** WHAT IS NEEDED **
Where a line of the entries holds the string "abcdef", copy that line.

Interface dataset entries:
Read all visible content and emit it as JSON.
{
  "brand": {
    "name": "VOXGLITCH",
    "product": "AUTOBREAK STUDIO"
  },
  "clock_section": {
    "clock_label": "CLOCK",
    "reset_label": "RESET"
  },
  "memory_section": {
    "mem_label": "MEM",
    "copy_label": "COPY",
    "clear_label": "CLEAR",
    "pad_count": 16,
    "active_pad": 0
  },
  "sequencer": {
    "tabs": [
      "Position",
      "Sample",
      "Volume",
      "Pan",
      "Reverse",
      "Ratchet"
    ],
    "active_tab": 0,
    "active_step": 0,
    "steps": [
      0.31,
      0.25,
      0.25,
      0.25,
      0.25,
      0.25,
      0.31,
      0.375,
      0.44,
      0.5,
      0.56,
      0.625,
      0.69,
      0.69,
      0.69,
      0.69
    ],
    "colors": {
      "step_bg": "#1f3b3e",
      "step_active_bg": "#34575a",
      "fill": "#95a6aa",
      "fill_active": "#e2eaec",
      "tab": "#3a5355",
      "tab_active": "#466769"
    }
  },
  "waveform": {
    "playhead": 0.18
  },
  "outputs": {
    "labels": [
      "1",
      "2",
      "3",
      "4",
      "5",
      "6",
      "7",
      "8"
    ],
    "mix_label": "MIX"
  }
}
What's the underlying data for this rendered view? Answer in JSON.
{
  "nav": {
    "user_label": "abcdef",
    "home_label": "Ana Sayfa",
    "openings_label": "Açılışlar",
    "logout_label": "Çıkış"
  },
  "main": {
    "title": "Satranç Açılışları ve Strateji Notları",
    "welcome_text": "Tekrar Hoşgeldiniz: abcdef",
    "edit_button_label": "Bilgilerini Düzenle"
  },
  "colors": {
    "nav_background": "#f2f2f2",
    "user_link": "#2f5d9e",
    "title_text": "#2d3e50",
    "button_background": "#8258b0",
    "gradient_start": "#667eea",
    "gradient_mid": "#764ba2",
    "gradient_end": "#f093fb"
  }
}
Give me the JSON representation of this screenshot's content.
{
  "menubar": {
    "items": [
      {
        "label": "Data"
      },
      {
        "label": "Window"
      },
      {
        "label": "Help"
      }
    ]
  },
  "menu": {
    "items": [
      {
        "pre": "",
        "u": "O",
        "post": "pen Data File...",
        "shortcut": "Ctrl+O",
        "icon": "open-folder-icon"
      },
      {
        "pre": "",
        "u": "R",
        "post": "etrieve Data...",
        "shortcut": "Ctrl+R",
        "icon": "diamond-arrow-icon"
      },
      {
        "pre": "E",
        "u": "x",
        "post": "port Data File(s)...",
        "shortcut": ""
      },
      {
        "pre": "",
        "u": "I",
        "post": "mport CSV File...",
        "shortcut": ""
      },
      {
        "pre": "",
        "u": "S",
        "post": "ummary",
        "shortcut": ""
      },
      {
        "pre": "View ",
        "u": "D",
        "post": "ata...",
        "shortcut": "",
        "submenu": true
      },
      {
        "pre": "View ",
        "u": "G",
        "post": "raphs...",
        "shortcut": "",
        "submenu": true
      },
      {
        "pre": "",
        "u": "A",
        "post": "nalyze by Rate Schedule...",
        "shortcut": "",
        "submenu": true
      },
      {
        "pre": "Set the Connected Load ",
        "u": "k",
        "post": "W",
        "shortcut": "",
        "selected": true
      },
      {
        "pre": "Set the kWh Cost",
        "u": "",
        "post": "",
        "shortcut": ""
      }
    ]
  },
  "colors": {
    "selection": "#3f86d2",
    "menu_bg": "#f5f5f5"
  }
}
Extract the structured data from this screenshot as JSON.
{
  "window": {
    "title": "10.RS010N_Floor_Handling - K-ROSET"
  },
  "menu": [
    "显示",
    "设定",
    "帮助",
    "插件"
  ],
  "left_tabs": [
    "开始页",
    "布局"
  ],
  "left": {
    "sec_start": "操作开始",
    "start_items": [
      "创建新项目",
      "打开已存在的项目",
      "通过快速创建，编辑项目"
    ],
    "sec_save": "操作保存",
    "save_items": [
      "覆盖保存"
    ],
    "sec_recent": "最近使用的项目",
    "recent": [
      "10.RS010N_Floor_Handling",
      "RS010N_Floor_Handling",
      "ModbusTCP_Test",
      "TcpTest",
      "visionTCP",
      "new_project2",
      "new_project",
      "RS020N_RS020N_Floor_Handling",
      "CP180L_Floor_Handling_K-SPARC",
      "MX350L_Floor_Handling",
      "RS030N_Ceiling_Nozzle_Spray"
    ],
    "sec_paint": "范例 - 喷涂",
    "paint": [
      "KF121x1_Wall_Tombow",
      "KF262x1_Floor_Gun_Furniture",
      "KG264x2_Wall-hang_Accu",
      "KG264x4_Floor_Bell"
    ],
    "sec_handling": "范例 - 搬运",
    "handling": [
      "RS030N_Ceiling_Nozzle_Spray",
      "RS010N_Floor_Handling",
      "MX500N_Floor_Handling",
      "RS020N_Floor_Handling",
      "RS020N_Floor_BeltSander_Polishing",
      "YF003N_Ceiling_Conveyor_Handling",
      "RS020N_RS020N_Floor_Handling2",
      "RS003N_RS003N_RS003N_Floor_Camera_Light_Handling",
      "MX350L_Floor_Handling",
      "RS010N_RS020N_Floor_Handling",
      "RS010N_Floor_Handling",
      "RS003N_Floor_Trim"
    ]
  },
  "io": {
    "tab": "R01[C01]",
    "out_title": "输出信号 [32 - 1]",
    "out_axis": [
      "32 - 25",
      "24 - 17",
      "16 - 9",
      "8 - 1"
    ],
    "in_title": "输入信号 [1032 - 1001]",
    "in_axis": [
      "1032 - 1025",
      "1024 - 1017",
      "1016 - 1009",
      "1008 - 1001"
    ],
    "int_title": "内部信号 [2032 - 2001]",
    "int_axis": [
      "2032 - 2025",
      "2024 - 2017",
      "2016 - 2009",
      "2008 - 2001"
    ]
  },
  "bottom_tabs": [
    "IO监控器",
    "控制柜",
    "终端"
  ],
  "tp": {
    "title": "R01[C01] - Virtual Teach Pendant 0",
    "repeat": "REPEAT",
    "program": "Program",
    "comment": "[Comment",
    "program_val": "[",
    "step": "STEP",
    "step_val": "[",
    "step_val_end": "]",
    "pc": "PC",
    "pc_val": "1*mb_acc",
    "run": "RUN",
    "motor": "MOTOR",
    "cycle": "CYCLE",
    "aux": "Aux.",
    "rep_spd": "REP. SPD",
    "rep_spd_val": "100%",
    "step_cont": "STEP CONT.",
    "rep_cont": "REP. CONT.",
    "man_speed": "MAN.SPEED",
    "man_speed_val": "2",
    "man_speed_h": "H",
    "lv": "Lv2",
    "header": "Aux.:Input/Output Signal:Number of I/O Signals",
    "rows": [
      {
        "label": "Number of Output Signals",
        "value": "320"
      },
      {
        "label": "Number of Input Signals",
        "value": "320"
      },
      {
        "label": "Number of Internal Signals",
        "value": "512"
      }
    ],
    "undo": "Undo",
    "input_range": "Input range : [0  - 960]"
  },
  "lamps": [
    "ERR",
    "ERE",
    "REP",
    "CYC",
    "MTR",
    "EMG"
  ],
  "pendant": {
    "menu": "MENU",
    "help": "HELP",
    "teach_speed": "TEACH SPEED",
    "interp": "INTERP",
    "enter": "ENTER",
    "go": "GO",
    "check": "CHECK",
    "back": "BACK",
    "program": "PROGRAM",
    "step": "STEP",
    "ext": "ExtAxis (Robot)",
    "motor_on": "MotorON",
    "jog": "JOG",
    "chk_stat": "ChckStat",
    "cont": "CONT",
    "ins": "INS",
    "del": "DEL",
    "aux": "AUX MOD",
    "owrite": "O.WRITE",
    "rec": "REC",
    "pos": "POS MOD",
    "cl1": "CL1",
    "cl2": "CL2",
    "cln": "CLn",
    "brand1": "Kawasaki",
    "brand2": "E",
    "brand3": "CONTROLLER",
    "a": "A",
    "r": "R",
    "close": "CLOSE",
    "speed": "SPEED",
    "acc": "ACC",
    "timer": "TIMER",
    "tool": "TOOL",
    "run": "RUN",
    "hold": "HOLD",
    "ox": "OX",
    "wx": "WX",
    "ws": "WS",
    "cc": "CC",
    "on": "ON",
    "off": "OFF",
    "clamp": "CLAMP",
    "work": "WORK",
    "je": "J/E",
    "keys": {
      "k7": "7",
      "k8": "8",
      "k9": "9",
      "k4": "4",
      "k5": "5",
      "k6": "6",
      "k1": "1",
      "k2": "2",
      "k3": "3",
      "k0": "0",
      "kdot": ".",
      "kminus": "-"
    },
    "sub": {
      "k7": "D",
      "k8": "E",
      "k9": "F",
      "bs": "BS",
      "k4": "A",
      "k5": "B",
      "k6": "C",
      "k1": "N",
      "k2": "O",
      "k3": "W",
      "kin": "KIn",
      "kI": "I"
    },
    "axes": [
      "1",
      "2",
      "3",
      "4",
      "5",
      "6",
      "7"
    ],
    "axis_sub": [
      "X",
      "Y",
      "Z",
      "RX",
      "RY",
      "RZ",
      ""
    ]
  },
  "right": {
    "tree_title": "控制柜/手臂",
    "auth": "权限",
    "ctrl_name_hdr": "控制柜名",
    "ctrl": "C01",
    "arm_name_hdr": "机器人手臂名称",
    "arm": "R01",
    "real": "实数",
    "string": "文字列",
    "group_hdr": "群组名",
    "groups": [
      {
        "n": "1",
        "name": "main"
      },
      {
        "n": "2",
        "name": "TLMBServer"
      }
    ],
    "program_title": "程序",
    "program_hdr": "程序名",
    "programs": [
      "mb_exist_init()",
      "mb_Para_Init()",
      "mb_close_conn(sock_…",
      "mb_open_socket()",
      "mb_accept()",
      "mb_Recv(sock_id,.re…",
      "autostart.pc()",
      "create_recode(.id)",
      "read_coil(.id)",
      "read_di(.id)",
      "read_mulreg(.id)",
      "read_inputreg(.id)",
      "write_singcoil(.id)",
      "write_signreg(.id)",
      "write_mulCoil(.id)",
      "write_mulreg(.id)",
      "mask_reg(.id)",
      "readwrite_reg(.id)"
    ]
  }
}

** TASK OUTPUT **
    "user_label": "abcdef",
    "welcome_text": "Tekrar Hoşgeldiniz: abcdef",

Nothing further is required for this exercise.